Stuff happens. When you do stuff, stuff happens to you. Sometimes directly or indirectly, but pretty much it’s true, what goes around comes around. It’s all a process of watching, evaluating, finding a relation to things that have happened in the past, calculating and projecting variations of how this might look in the future, and basically trying to learn from your wins and/or mistakes.
You try different things, and when you discover a method that gets you what you want, it’s a keeper. It might not be politically correct, maybe a little inappropriate, but it works. In this way, you are the result of what works for you.
When people try to get you to do something that you don’t want to do, there is an initial natural resistance because, of course, you don’t want to do whatever it is. Something happens when you do stuff that is resistant, this “something” is called consequences (you might have heard of them).
This energy is the substance of the stuff which happens to us. Sometimes consequences are imposed upon us by those bigger, tougher, and meaner than us or in authority over us (parents, teachers, bosses, law enforcement, and the government).
In other times, natural consequences are just a “natural” energetic response to the decisions we make and the action we take. The hope is that we might learn from our experience with consequences, natural consequences, at least.
Imposed consequences appear to not be as effective method of training as we might like to think, as the spare-the-rod-and-spoil-the-child model of punishment doesn’t seem to be working very well in our modern society, or else our prisons would not be overflowing with those who insist in noncompliance regardless of any imposed consequences.
Punishment eases your mind if you’re witnessing someone being punished for doing something you don’t like. It makes you feel vindicated and is like a reward to your ego for taking the high road. It’s like, you’re not awarded any recognition for doing the right thing, but it feels good to see others punished for doing the wrong thing. This is punishment’s reward for you, seeing others suffer.
But does it work? No.
Whenever you tell someone, “Don’t,” (fill in the blank), it doesn’t work very well. If you tell a young child, “Don’t touch the burner. It’s hot and it will hurt you!” The child will obsess over the burner for the rest of his or her life, unless he or she tests it out to see if there truly is any natural consequence. If the natural consequence is severe enough, learning happens naturally. If burned from touching the burner, the child will probably never touch a burner again.
Punishment, or discipline, is not a natural consequence, they are unnatural consequences imposed by you or someone else, and the imposition of them does not foster learning. Instead, resentment is the more likely result, which causes the offender to see any imposer of unnatural consequences as a threat who must be defended against, or even punished for bullying the offender who sees him- or herself now as the victim.
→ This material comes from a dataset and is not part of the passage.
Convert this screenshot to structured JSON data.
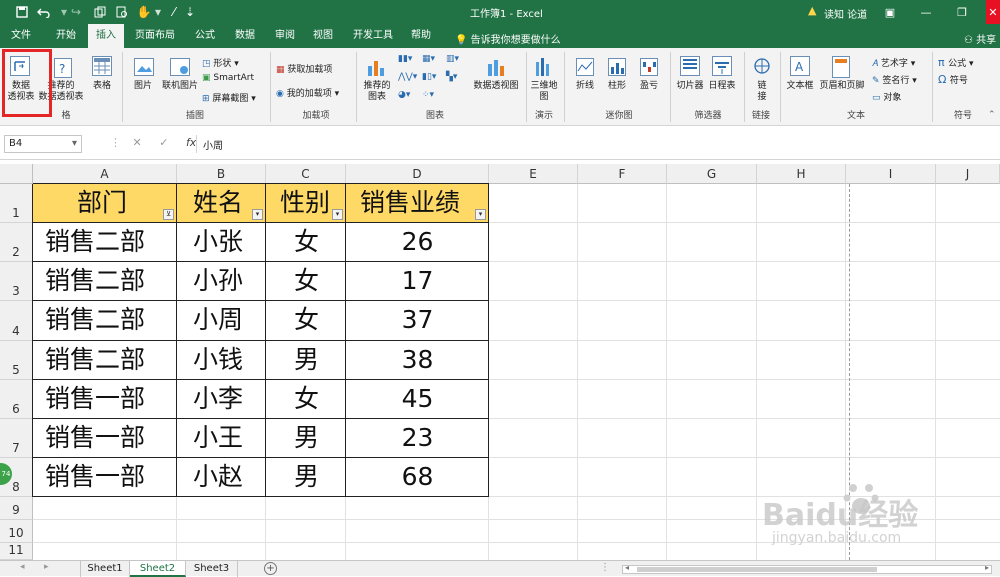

Even if you or some arm of the system have obtained compliance via threat of unnatural consequence, the people who have complied will harbor resentment which may be suppressed. On the surface, this may look like a huge success for the imposer, but the truth is, there is little or no respect or love, only resentment and fear.
Repressed resentment will eventually explode into some manifestation of rebellion unless so much fear is imposed that the offender sees his or her self-submission to a life of slavery as an acceptable means of survival.
There are people who either naturally or unnaturally found their own sense of inner balance. They do not need to be told what is right or wrong or lorded over to force them to behave a certain way. They just have a knowingness within and an innate desire to do the right thing.
We would like to see more of them.
Unfortunately, our society has become so obsessed with crime and punishment that even these otherwise self-governing good people are caught up in the punishment-for-compliance system and find themselves being punished, not for doing something bad, but for being in the wrong place at the right time, or inadvertently crossing a law that was put in place to catch criminals, when no crime was committed.
We have so many laws on the books now, who could possibly keep track of them all?
Once you have broken the spirit of one of the good ones, they, too, become one of the other ones, as they give up and surrender to the system of the herd.
I think there should be only one law: Do whatever makes you happy, unless it interferes with someone else’s right to their happiness. That’s all.
Otherwise, let reaction, anxiety, fear, and panic run the show and see where that gets you.